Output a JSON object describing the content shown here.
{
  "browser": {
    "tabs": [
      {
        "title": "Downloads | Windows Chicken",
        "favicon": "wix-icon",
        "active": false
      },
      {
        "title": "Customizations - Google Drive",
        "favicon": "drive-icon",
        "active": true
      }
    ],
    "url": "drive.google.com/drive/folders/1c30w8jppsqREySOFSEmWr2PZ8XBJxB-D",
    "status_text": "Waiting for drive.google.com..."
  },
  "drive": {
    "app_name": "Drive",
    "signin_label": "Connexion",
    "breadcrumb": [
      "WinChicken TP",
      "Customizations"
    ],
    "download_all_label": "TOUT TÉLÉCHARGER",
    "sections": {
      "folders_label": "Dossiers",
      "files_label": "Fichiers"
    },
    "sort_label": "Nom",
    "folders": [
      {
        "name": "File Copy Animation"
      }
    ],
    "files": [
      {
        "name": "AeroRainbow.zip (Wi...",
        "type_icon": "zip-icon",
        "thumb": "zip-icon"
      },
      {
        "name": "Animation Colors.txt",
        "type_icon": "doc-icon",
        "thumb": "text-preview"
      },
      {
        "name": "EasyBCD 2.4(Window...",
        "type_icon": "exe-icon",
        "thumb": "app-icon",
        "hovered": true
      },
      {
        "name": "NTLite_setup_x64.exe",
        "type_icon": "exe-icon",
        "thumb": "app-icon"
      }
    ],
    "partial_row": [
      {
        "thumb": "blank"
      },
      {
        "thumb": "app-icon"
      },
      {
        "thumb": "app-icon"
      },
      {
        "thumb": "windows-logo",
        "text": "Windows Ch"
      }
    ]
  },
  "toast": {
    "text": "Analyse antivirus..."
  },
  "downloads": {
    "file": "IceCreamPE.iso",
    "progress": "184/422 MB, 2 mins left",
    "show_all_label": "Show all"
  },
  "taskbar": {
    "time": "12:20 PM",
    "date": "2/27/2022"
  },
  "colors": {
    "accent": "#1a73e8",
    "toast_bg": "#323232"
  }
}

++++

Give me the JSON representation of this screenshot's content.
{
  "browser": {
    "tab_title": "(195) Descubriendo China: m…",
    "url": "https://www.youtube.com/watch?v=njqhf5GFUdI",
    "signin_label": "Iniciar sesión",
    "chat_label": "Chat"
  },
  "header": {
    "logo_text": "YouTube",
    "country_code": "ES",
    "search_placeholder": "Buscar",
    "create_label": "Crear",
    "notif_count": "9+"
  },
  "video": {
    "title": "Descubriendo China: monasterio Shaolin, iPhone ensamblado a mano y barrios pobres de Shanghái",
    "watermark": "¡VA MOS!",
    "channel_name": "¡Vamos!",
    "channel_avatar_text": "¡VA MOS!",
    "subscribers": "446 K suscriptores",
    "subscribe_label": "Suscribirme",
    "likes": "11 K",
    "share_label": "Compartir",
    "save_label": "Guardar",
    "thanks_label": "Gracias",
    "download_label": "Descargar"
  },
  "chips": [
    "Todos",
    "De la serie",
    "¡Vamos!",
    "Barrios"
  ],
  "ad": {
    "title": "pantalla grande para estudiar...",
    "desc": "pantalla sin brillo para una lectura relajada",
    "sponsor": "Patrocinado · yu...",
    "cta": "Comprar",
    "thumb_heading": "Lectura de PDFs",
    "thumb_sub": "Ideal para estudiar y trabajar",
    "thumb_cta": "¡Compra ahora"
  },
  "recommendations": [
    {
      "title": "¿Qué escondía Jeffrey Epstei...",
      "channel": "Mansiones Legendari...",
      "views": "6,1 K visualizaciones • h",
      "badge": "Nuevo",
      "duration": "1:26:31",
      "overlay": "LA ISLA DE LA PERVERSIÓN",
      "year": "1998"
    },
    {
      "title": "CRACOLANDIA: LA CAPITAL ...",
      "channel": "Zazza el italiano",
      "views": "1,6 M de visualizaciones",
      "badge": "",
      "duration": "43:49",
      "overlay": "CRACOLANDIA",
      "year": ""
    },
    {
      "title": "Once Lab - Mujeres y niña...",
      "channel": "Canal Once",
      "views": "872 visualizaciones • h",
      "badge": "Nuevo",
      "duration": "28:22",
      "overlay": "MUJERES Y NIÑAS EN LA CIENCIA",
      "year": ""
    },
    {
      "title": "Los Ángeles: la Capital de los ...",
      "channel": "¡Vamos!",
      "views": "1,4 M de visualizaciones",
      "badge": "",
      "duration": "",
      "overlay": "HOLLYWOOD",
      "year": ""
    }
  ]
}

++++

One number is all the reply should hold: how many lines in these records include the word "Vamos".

→ PROBLEM SOLUTION: 3